» Exercise
When a line of the records contains "enabled", copy it.
■ ■ ■ ■
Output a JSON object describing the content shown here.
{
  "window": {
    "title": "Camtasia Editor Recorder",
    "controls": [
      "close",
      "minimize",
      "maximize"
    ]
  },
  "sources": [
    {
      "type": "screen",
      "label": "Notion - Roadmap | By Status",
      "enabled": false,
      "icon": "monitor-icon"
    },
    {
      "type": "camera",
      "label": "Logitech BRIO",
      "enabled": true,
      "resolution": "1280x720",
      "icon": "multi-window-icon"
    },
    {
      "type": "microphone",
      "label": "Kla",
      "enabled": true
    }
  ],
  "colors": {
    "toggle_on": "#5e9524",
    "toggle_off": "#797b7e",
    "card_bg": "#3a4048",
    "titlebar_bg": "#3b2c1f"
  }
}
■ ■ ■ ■
» Result of the exercise
      "enabled": false,
      "enabled": true,
      "enabled": true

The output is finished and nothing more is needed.